Post 9/11, the US indefinitely detained at Guantanamo Bay in Cuba, suspected terrorists labelled ‘enemy combatant’ by the Department of Defence. This was an attempt to place the detainees beyond the reach of US courts, and conditions of detention were humiliating. The US Supreme Court (SC), by its judgments in Hamdi vs. Rumsfeld and Rusul vs. Bush, granted partial relief to the detainees. The climax came with the SC’s judgment last week in Boumediene vs. United States of America. It ruled that the US Naval Station at Guantanamo Bay is not beyond its reach, and the writ of habeas corpus is available to aliens detained at Guantanamo Bay, and designated enemy combatants by Combatants Status Review Tribunal (CSRT). A few of them were detained for six years without any judicial determination about the legality of their detention. The detainees denied that they were members of the Taliban or al-Qaeda and sought a writ of habeas corpus in the district court which was declined on ground of lack of jurisdiction. The D.C. Circuit confirmed this but the SC reversed it, rejecting the government’s contention that the detainees have no right to habeas corpus because of Cuban sovereignty over Guantanamo Bay, the US having disclaimed formal sovereignty by its 1903 lease with Cuba.
The Court accepted Cuban sovereignty but pointed out the unqualified control by the US over Guantanamo Bay for over 100 years, and by the lease with Cuba “the nation’s basic charter cannot be contracted away.” The Court emphasised the role of habeas corpus as an instrument for protection of basic liberties, a constitutional right and remedy that may be suspended only when public safety requires it. The Court observed that “to hold that the political branches may switch the Constitution on or off at will would lead to a regime in which the executive and not the courts assess ‘what the law’ is.”
Another government plea was based on the Detainees’ Treatment Act of 2005 which provides that no court, justice or judge shall have jurisdiction to consider an application for habeas corpus filed by an alien detained at Guantanamo Bay and gives the District Court of Appeal “exclusive jurisdiction to review the decision of CSRT.” This procedure was maintained by the US as a substitute for habeas corpus. The majority rejected this plea saying: “The detainee has limited means to present evidence to challenge the government’s case, does not have the assistance of counsel, may not be aware of the most critical allegations that the government relied upon to order his detention and his opportunity to confront witnesses is likely to be more theoretical than real given that there are no limits on admission of hearsay evidence.” The Court concluded that the prescribed procedure was not an effective remedy for the detainees.
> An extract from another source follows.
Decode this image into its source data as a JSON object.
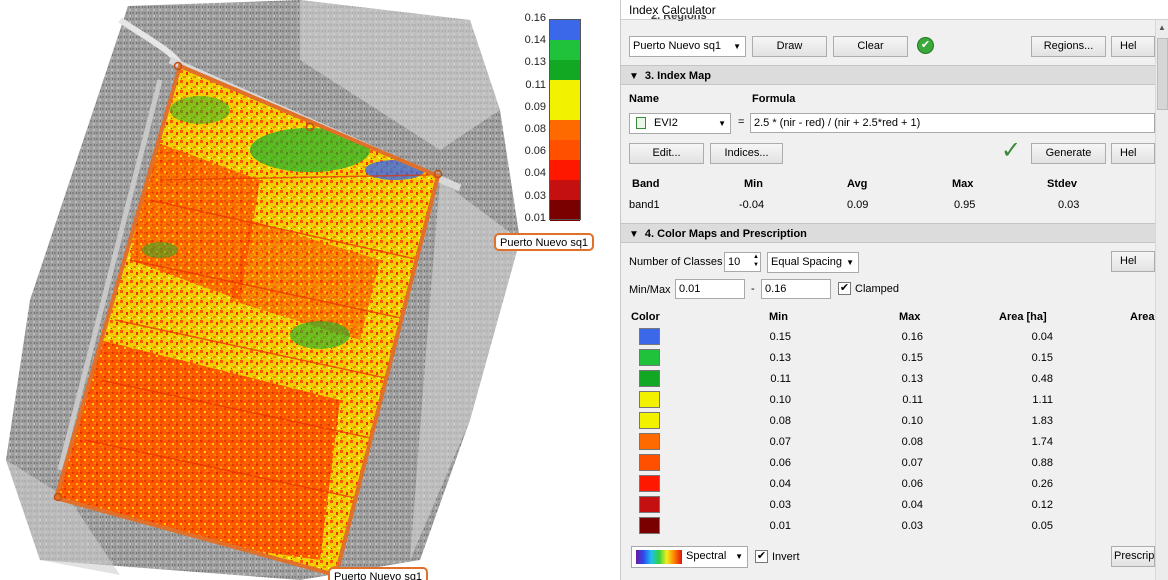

The government also relied on the Military Commissions Act, 2006, which denied jurisdiction with respect to habeas corpus action by detainee aliens classified as enemy combatant relating to their detection, transfer, treatment, trial or conditions of confinement. No wonder Guantanamo Bay has been described as the ‘black hole’ of the US. Fortunately, the SC rejected the government’s claim and held that detainees are not barred from seeking recourse under habeas corpus, unless it is constitutionally suspended, merely because they have been designated as enemy combatant or because of their presence at Guantanamo Bay.
The majority judgment is a severe blow to the Bush administration, and has triggered dissenting opinions. Chief Justice Roberts, a Bush nominee, castigated the majority and opined that it did not enhance the Rule of Law “unless by that is meant the rule of lawyers who will now arguably have a greater role than military and intelligence officials in shaping policies for alien enemy combatant.” The Chief Justice bemoaned that by the majority judgment the Americans would “lose a bit more control over the conduct of the nation’s foreign policy to unelected politically unaccountable judges.” Justice Scalia derided the majority opinion as “an inflated notion of judicial supremacy.” In my view, the correct perspective is of Justice Kennedy who, speaking for the majority, observed that in adjudging detention imposed to prevent acts of terrorism “the courts must accord appropriate deference to political branches” always keeping in mind that “security subsists, too, also in fidelity to freedom’s first principles, chief among them being personal liberty and freedom from arbitrary and unlawful restraint.”
The majority judgment is a heartening assertion of judicial authority and independence in the face of outrageous claims of the executive and is a courageous vindication of the Rule of Law.
Soli J Sorabjee is former Attorney-General of India